*** Opening of Records for this task ***
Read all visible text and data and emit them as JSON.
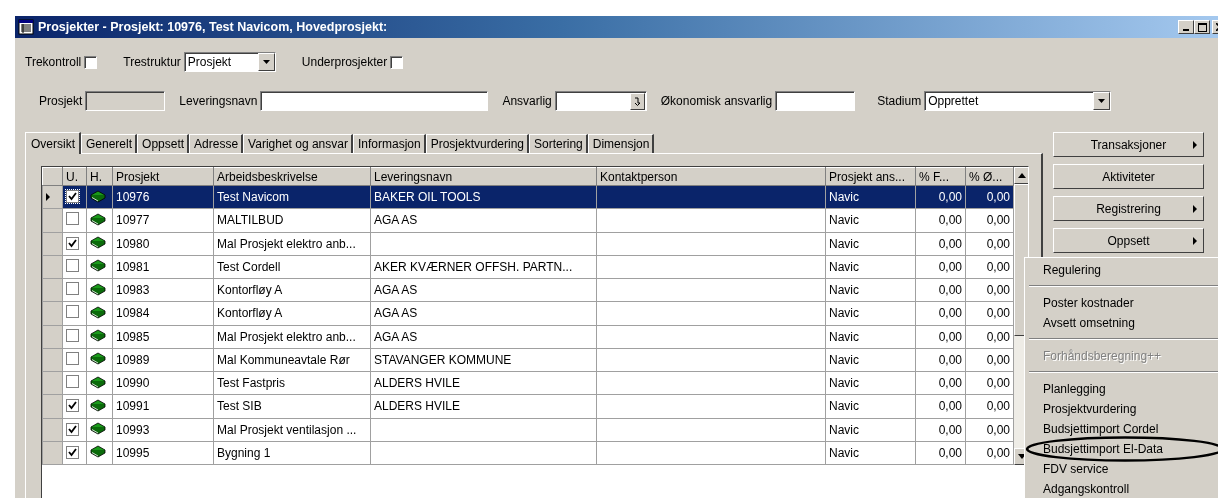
{
  "window": {
    "title": "Prosjekter - Prosjekt: 10976, Test Navicom, Hovedprosjekt:"
  },
  "filters": {
    "trekontroll": {
      "label": "Trekontroll",
      "checked": false
    },
    "trestruktur": {
      "label": "Trestruktur",
      "value": "Prosjekt"
    },
    "underprosjekter": {
      "label": "Underprosjekter",
      "checked": false
    }
  },
  "fields": [
    {
      "kind": "disabled",
      "label": "Prosjekt"
    },
    {
      "kind": "text",
      "label": "Leveringsnavn"
    },
    {
      "kind": "lookup",
      "label": "Ansvarlig"
    },
    {
      "kind": "text",
      "label": "Økonomisk ansvarlig"
    },
    {
      "kind": "select",
      "label": "Stadium",
      "value": "Opprettet"
    }
  ],
  "tabs": [
    {
      "label": "Oversikt",
      "selected": true
    },
    {
      "label": "Generelt",
      "selected": false
    },
    {
      "label": "Oppsett",
      "selected": false
    },
    {
      "label": "Adresse",
      "selected": false
    },
    {
      "label": "Varighet og ansvar",
      "selected": false
    },
    {
      "label": "Informasjon",
      "selected": false
    },
    {
      "label": "Prosjektvurdering",
      "selected": false
    },
    {
      "label": "Sortering",
      "selected": false
    },
    {
      "label": "Dimensjon",
      "selected": false
    }
  ],
  "table": {
    "columns": [
      "U.",
      "H.",
      "Prosjekt",
      "Arbeidsbeskrivelse",
      "Leveringsnavn",
      "Kontaktperson",
      "Prosjekt ans...",
      "% F...",
      "% Ø..."
    ],
    "rows": [
      {
        "selected": true,
        "checked": true,
        "cells": [
          "",
          "",
          "10976",
          "Test Navicom",
          "BAKER OIL TOOLS",
          "",
          "Navic",
          "0,00",
          "0,00"
        ]
      },
      {
        "selected": false,
        "checked": false,
        "cells": [
          "",
          "",
          "10977",
          "MALTILBUD",
          "AGA AS",
          "",
          "Navic",
          "0,00",
          "0,00"
        ]
      },
      {
        "selected": false,
        "checked": true,
        "cells": [
          "",
          "",
          "10980",
          "Mal Prosjekt elektro anb...",
          "",
          "",
          "Navic",
          "0,00",
          "0,00"
        ]
      },
      {
        "selected": false,
        "checked": false,
        "cells": [
          "",
          "",
          "10981",
          "Test Cordell",
          "AKER KVÆRNER OFFSH. PARTN...",
          "",
          "Navic",
          "0,00",
          "0,00"
        ]
      },
      {
        "selected": false,
        "checked": false,
        "cells": [
          "",
          "",
          "10983",
          "Kontorfløy A",
          "AGA AS",
          "",
          "Navic",
          "0,00",
          "0,00"
        ]
      },
      {
        "selected": false,
        "checked": false,
        "cells": [
          "",
          "",
          "10984",
          "Kontorfløy A",
          "AGA AS",
          "",
          "Navic",
          "0,00",
          "0,00"
        ]
      },
      {
        "selected": false,
        "checked": false,
        "cells": [
          "",
          "",
          "10985",
          "Mal Prosjekt elektro anb...",
          "AGA AS",
          "",
          "Navic",
          "0,00",
          "0,00"
        ]
      },
      {
        "selected": false,
        "checked": false,
        "cells": [
          "",
          "",
          "10989",
          "Mal Kommuneavtale Rør",
          "STAVANGER KOMMUNE",
          "",
          "Navic",
          "0,00",
          "0,00"
        ]
      },
      {
        "selected": false,
        "checked": false,
        "cells": [
          "",
          "",
          "10990",
          "Test Fastpris",
          "ALDERS HVILE",
          "",
          "Navic",
          "0,00",
          "0,00"
        ]
      },
      {
        "selected": false,
        "checked": true,
        "cells": [
          "",
          "",
          "10991",
          "Test SIB",
          "ALDERS HVILE",
          "",
          "Navic",
          "0,00",
          "0,00"
        ]
      },
      {
        "selected": false,
        "checked": true,
        "cells": [
          "",
          "",
          "10993",
          "Mal Prosjekt ventilasjon ...",
          "",
          "",
          "Navic",
          "0,00",
          "0,00"
        ]
      },
      {
        "selected": false,
        "checked": true,
        "cells": [
          "",
          "",
          "10995",
          "Bygning 1",
          "",
          "",
          "Navic",
          "0,00",
          "0,00"
        ]
      }
    ]
  },
  "side_buttons": [
    {
      "label": "Transaksjoner",
      "submenu": true
    },
    {
      "label": "Aktiviteter",
      "submenu": false
    },
    {
      "label": "Registrering",
      "submenu": true
    },
    {
      "label": "Oppsett",
      "submenu": true
    }
  ],
  "menu": {
    "items": [
      {
        "kind": "item",
        "label": "Regulering",
        "disabled": false
      },
      {
        "kind": "separator"
      },
      {
        "kind": "item",
        "label": "Poster kostnader",
        "disabled": false
      },
      {
        "kind": "item",
        "label": "Avsett omsetning",
        "disabled": false
      },
      {
        "kind": "separator"
      },
      {
        "kind": "item",
        "label": "Forhåndsberegning++",
        "disabled": true
      },
      {
        "kind": "separator"
      },
      {
        "kind": "item",
        "label": "Planlegging",
        "disabled": false
      },
      {
        "kind": "item",
        "label": "Prosjektvurdering",
        "disabled": false
      },
      {
        "kind": "item",
        "label": "Budsjettimport Cordel",
        "disabled": false
      },
      {
        "kind": "item",
        "label": "Budsjettimport El-Data",
        "disabled": false,
        "circled": true
      },
      {
        "kind": "item",
        "label": "FDV service",
        "disabled": false
      },
      {
        "kind": "item",
        "label": "Adgangskontroll",
        "disabled": false
      }
    ]
  }
}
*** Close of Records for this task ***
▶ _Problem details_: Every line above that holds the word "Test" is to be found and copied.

▶ _Expected output_:
    "title": "Prosjekter - Prosjekt: 10976, Test Navicom, Hovedprosjekt:"
          "Test Navicom",
          "Test Cordell",
          "Test Fastpris",
          "Test SIB",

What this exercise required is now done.